**YOUR INSTRUCTIONS:** Every line in the entries that holds the word "Psychotherapy" counts toward the answer, which should be a single number.

Dataset rows describing interfaces
:::::

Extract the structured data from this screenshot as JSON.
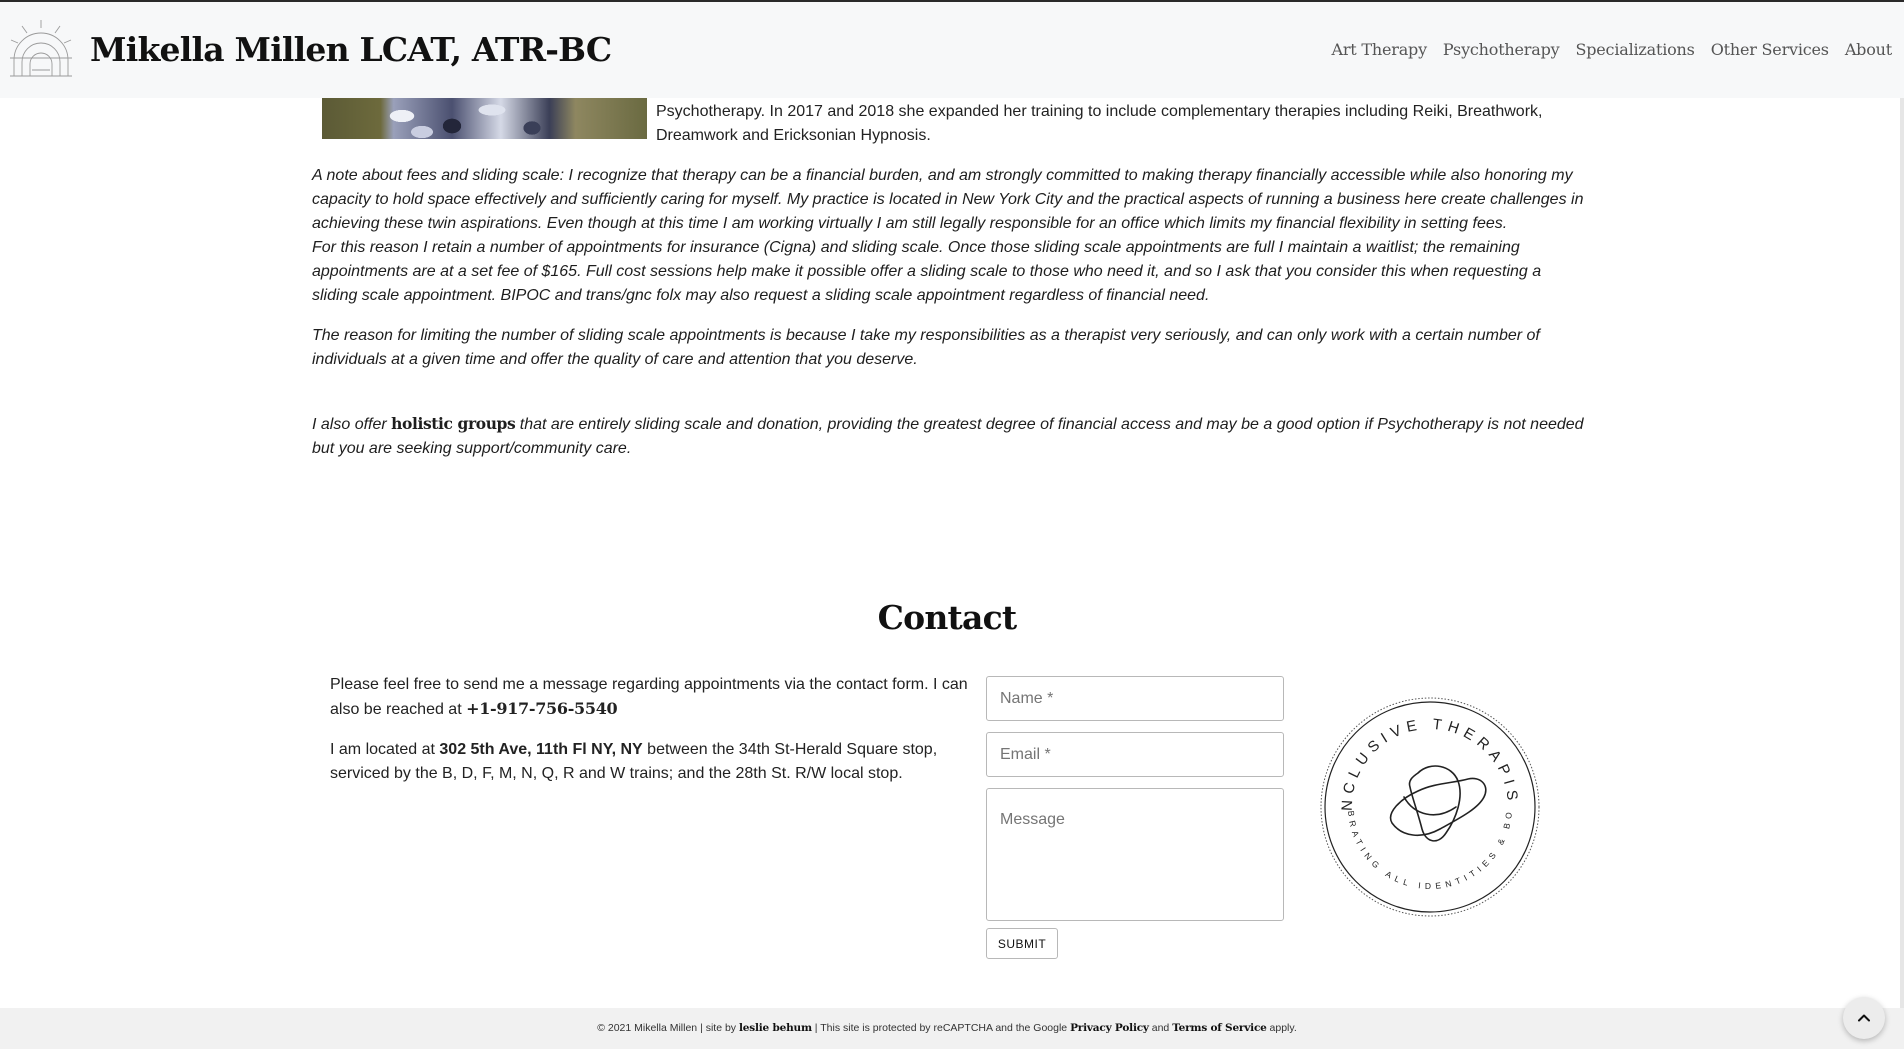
{
  "header": {
    "site_title": "Mikella Millen LCAT, ATR-BC",
    "nav": [
      "Art Therapy",
      "Psychotherapy",
      "Specializations",
      "Other Services",
      "About"
    ]
  },
  "bio": {
    "continuation": "Psychotherapy. In 2017 and 2018 she expanded her training to include complementary therapies including Reiki, Breathwork, Dreamwork and Ericksonian Hypnosis."
  },
  "fees": {
    "p1": "A note about fees and sliding scale: I recognize that therapy can be a financial burden, and am strongly committed to making therapy financially accessible while also honoring my capacity to hold space effectively and sufficiently caring for myself. My practice is located in New York City and the practical aspects of running a business here create challenges in achieving these twin aspirations. Even though at this time I am working virtually I am still legally responsible for an office which limits my financial flexibility in setting fees.",
    "p2": "For this reason I retain a number of appointments for insurance (Cigna) and sliding scale. Once those sliding scale appointments are full I maintain a waitlist; the remaining appointments are at a set fee of $165. Full cost sessions help make it possible offer a sliding scale to those who need it, and so I ask that you consider this when requesting a sliding scale appointment. BIPOC and trans/gnc folx may also request a sliding scale appointment regardless of financial need.",
    "p3": "The reason for limiting the number of sliding scale appointments is because I take my responsibilities as a therapist very seriously, and can only work with a certain number of individuals at a given time and offer the quality of care and attention that you deserve.",
    "groups_prefix": "I also offer ",
    "groups_link": "holistic groups",
    "groups_suffix": " that are entirely sliding scale and donation, providing the greatest degree of financial access and may be a good option if Psychotherapy is not needed but you are seeking support/community care."
  },
  "contact": {
    "title": "Contact",
    "intro": "Please feel free to send me a message regarding appointments via the contact form. I can also be reached at ",
    "phone": "+1-917-756-5540",
    "location_prefix": "I am located at ",
    "address": "302 5th Ave, 11th Fl NY, NY",
    "location_suffix": " between the 34th St-Herald Square stop, serviced by the B, D, F, M, N, Q, R and W trains; and the 28th St. R/W local stop.",
    "form": {
      "name_placeholder": "Name *",
      "email_placeholder": "Email *",
      "message_placeholder": "Message",
      "submit_label": "SUBMIT"
    },
    "badge": {
      "top_text": "INCLUSIVE THERAPIST",
      "bottom_text": "CELEBRATING ALL IDENTITIES & BODIES"
    }
  },
  "footer": {
    "prefix": "© 2021 Mikella Millen | site by ",
    "author": "leslie behum",
    "middle": " | This site is protected by reCAPTCHA and the Google ",
    "privacy": "Privacy Policy",
    "and": " and ",
    "terms": "Terms of Service",
    "suffix": " apply."
  },
  "icons": {
    "logo": "sunrise-arch-logo-icon",
    "back_to_top": "chevron-up-icon",
    "badge": "inclusive-therapist-badge"
  }
}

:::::

**RESPONSE TO THIS TASK:** 3